But, if Jesus is not just like us in every way yet without sin (Heb. 4:15) then He cannot be our Savior. He must be God to reconcile us to God but He also must be Man if He is to reconcile us to God. This is why the Athanasian Creed says, "He is God from the essence of the Father, begotten before time; and he is man from the essence of his mother, born in time; completely God, completely man, with a rational soul and human flesh; equal to the Father as regards divinity, less than the Father as regards humanity."

St. John of Damascus, the 8th Century theologian, agrees with the creeds when he says, "Confessing the same to be perfect God and perfect man, we say that [Jesus] has everything that the Father has, except unbegottenness, and everything that the first Adam had, with the exception only of sin, that is to say, [he had] a body and a rational and intelligent soul."


Theology In Action

Why does this matter? How does this theology actually change us?

  1. Because Jesus is God and Man, He can perfectly reconcile God and us without any need to have someone add to His work. In other words, to gain a right relationship with God we need nothing but Jesus! Don't add any of your works or efforts. Trust wholly in Jesus.
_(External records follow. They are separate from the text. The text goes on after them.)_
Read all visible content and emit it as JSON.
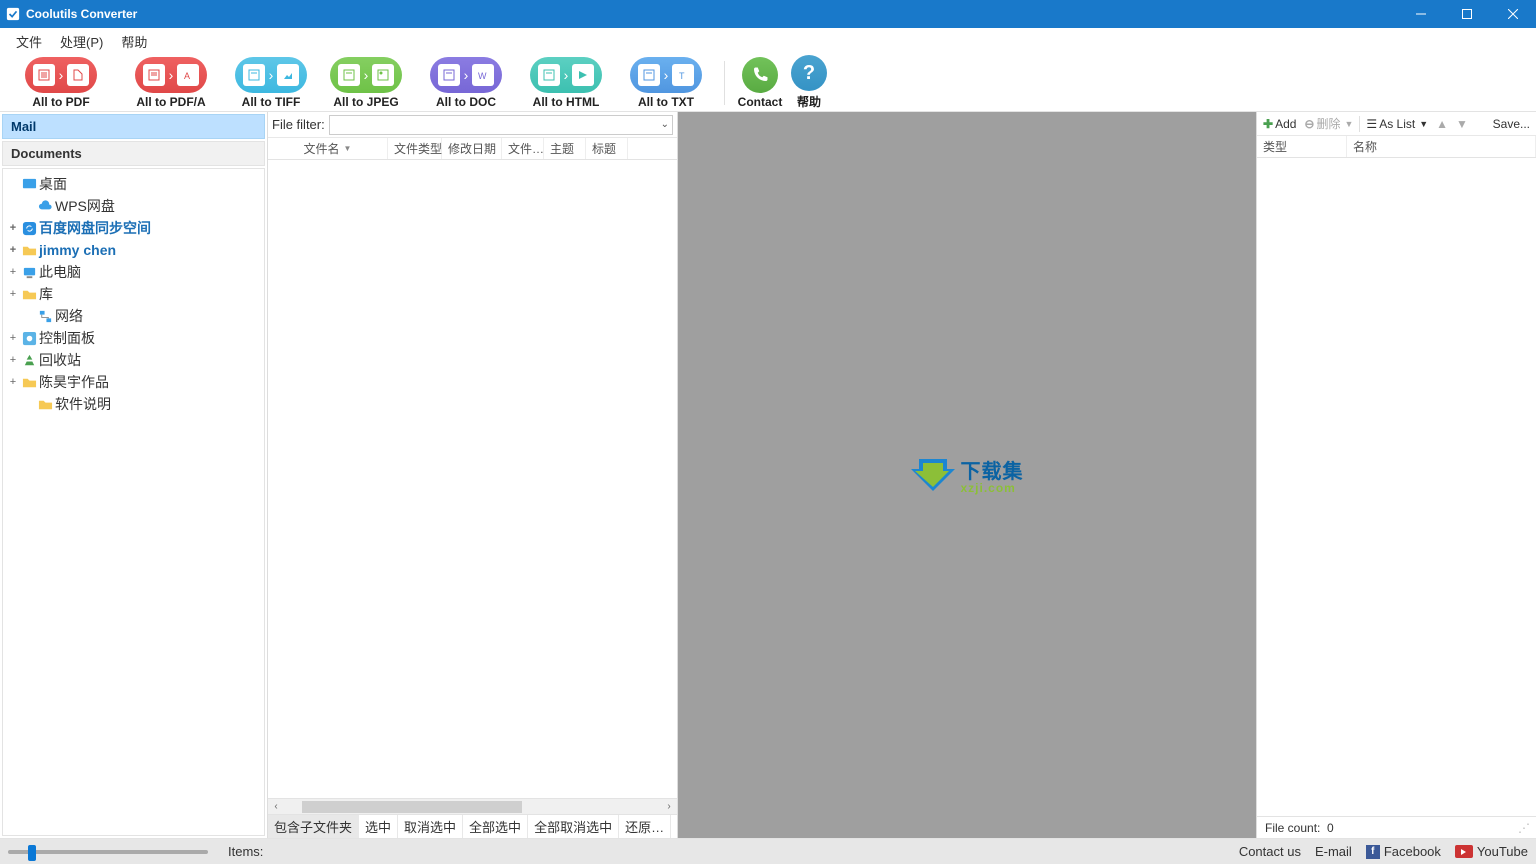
{
  "titlebar": {
    "title": "Coolutils Converter"
  },
  "menu": {
    "file": "文件",
    "process": "处理(P)",
    "help": "帮助"
  },
  "toolbar": {
    "items": [
      "All to PDF",
      "All to PDF/A",
      "All to TIFF",
      "All to JPEG",
      "All to DOC",
      "All to HTML",
      "All to TXT"
    ],
    "contact": "Contact",
    "help": "帮助"
  },
  "leftpanel": {
    "mail": "Mail",
    "documents": "Documents",
    "tree": {
      "desktop": "桌面",
      "wps": "WPS网盘",
      "baidu": "百度网盘同步空间",
      "jimmy": "jimmy chen",
      "thispc": "此电脑",
      "library": "库",
      "network": "网络",
      "controlpanel": "控制面板",
      "recycle": "回收站",
      "chen": "陈昊宇作品",
      "softdesc": "软件说明"
    }
  },
  "center": {
    "filter_label": "File filter:",
    "cols": {
      "name": "文件名",
      "type": "文件类型",
      "mdate": "修改日期",
      "file": "文件…",
      "subject": "主题",
      "title": "标题"
    },
    "selbar": {
      "subfolders": "包含子文件夹",
      "check": "选中",
      "uncheck": "取消选中",
      "checkall": "全部选中",
      "uncheckall": "全部取消选中",
      "restore": "还原…"
    }
  },
  "watermark": {
    "line1": "下载集",
    "line2": "xzji.com"
  },
  "rightpanel": {
    "add": "Add",
    "delete": "删除",
    "aslist": "As List",
    "save": "Save...",
    "col_type": "类型",
    "col_name": "名称",
    "file_count_label": "File count:",
    "file_count_val": "0"
  },
  "status": {
    "items_label": "Items:",
    "contact_us": "Contact us",
    "email": "E-mail",
    "facebook": "Facebook",
    "youtube": "YouTube"
  }
}
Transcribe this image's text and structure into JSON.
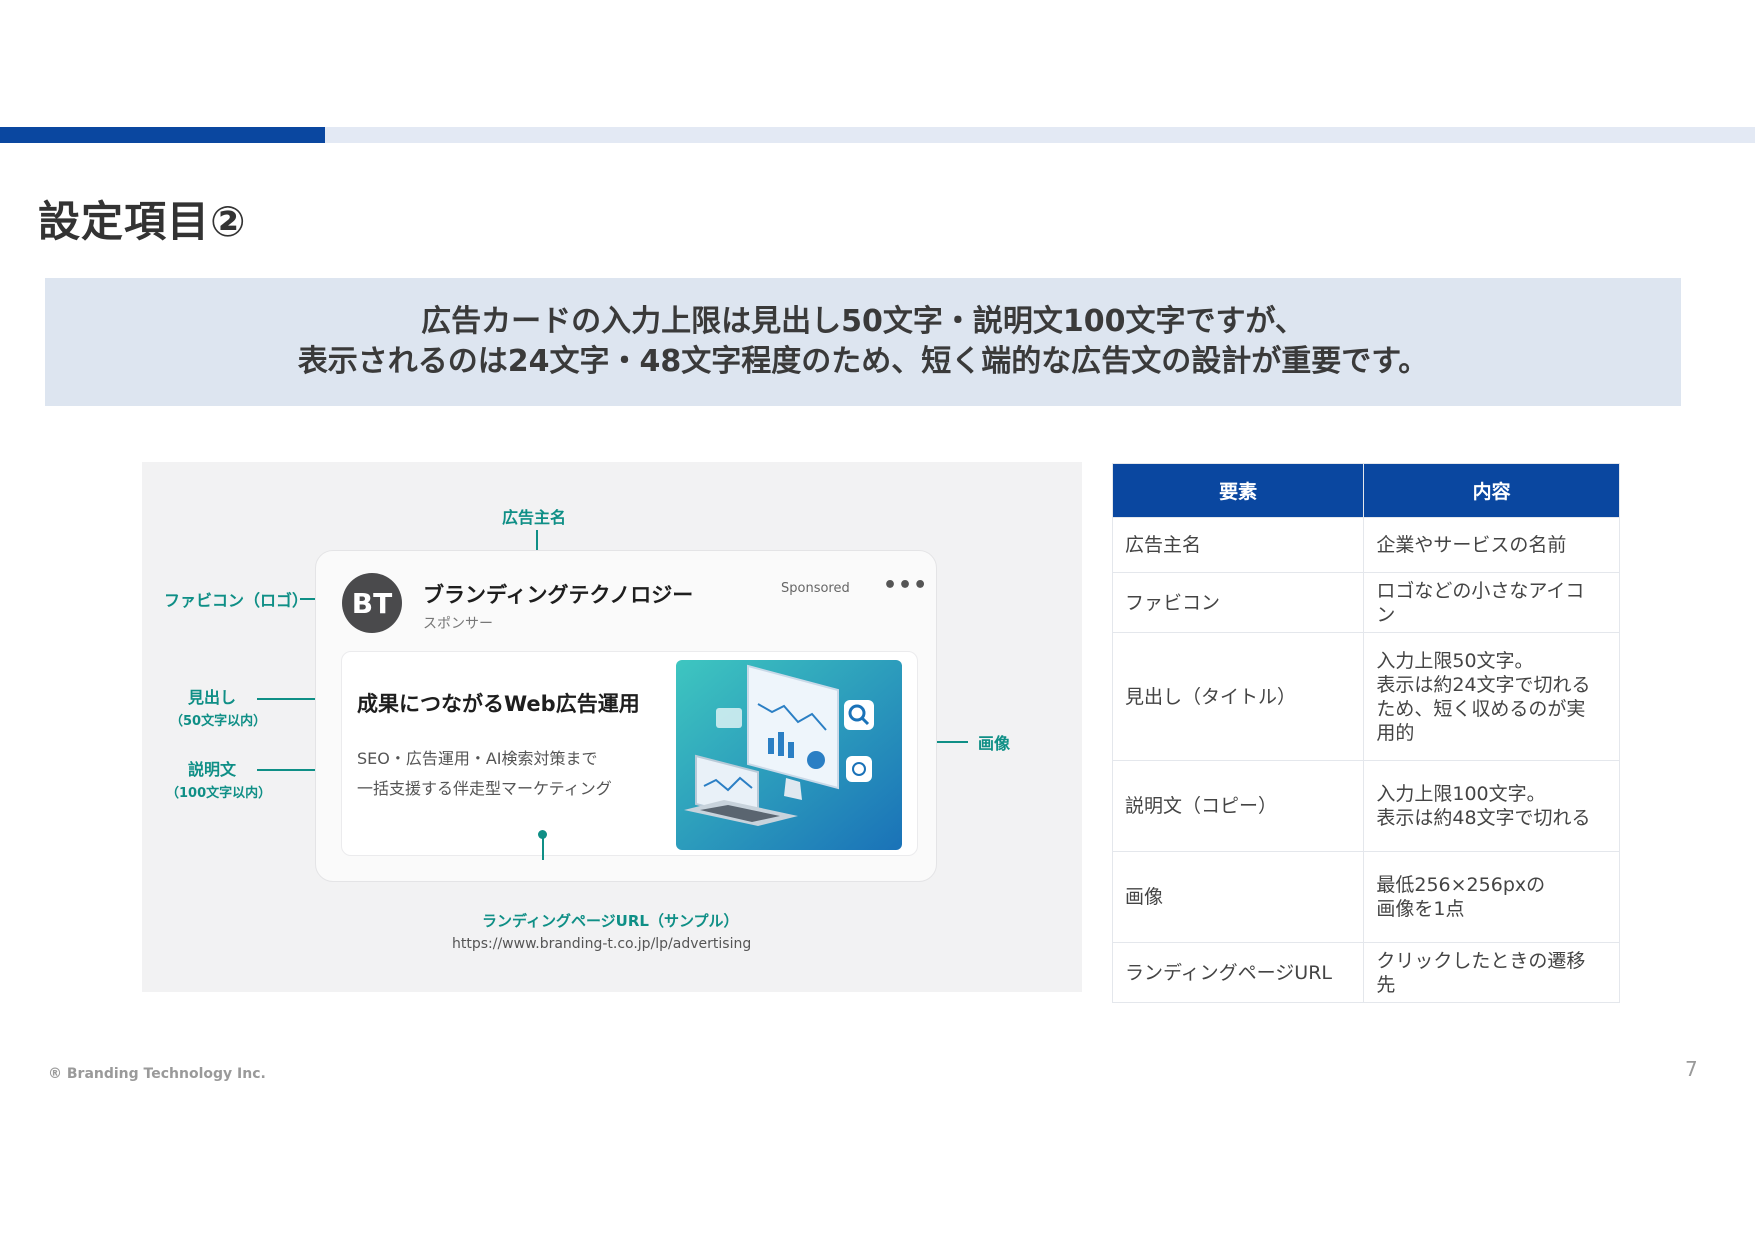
{
  "slide": {
    "title": "設定項目②",
    "page_number": "7",
    "footer": "® Branding Technology Inc.",
    "accent_color": "#0a47a0"
  },
  "callout": {
    "line1": "広告カードの入力上限は見出し50文字・説明文100文字ですが、",
    "line2": "表示されるのは24文字・48文字程度のため、短く端的な広告文の設計が重要です。"
  },
  "figure": {
    "annotations": {
      "advertiser": "広告主名",
      "favicon": "ファビコン（ロゴ）",
      "headline": "見出し",
      "headline_limit": "（50文字以内）",
      "description": "説明文",
      "description_limit": "（100文字以内）",
      "image": "画像",
      "landing_url": "ランディングページURL（サンプル）"
    },
    "ad_card": {
      "avatar_initials": "BT",
      "advertiser_name": "ブランディングテクノロジー",
      "sponsor_label": "スポンサー",
      "sponsored_badge": "Sponsored",
      "menu": "•••",
      "headline": "成果につながるWeb広告運用",
      "description_line1": "SEO・広告運用・AI検索対策まで",
      "description_line2": "一括支援する伴走型マーケティング"
    },
    "url": "https://www.branding-t.co.jp/lp/advertising"
  },
  "table": {
    "headers": [
      "要素",
      "内容"
    ],
    "rows": [
      {
        "element": "広告主名",
        "content": "企業やサービスの名前"
      },
      {
        "element": "ファビコン",
        "content": "ロゴなどの小さなアイコ\nン"
      },
      {
        "element": "見出し（タイトル）",
        "content": "入力上限50文字。\n表示は約24文字で切れる\nため、短く収めるのが実\n用的"
      },
      {
        "element": "説明文（コピー）",
        "content": "入力上限100文字。\n表示は約48文字で切れる"
      },
      {
        "element": "画像",
        "content": "最低256×256pxの\n画像を1点"
      },
      {
        "element": "ランディングページURL",
        "content": "クリックしたときの遷移\n先"
      }
    ]
  }
}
This means that we don't live for acceptance with God. We live from acceptance with God.
  2. Because Jesus is God and Man, He can make sufficient atonement for His elect. Because He is Man, He can be my substitute. Because He is God, the worth of His atonement is infinite. Jesus gives me a greater righteousness than I could ever earn on my own even if I were somehow "perfect". Horatius Bonar said, "It was the only perfect thing which had ever been presented to God in man’s behalf; and so peculiar was this perfection, that it might be used by man in his transactions with God, as if it were his own."
  3. Because Jesus is God and Man, we can be comforted that Jesus knows what we're going through. We can never say, "Well, that's Jesus. That's different." Again Ferguson is helpful, "His sinlessness did not immunize Him against the effects of sin, either during His life or on the cross. In fact, He tasted our temptations with a senstivity none of us has known precisely becaus He resisted them.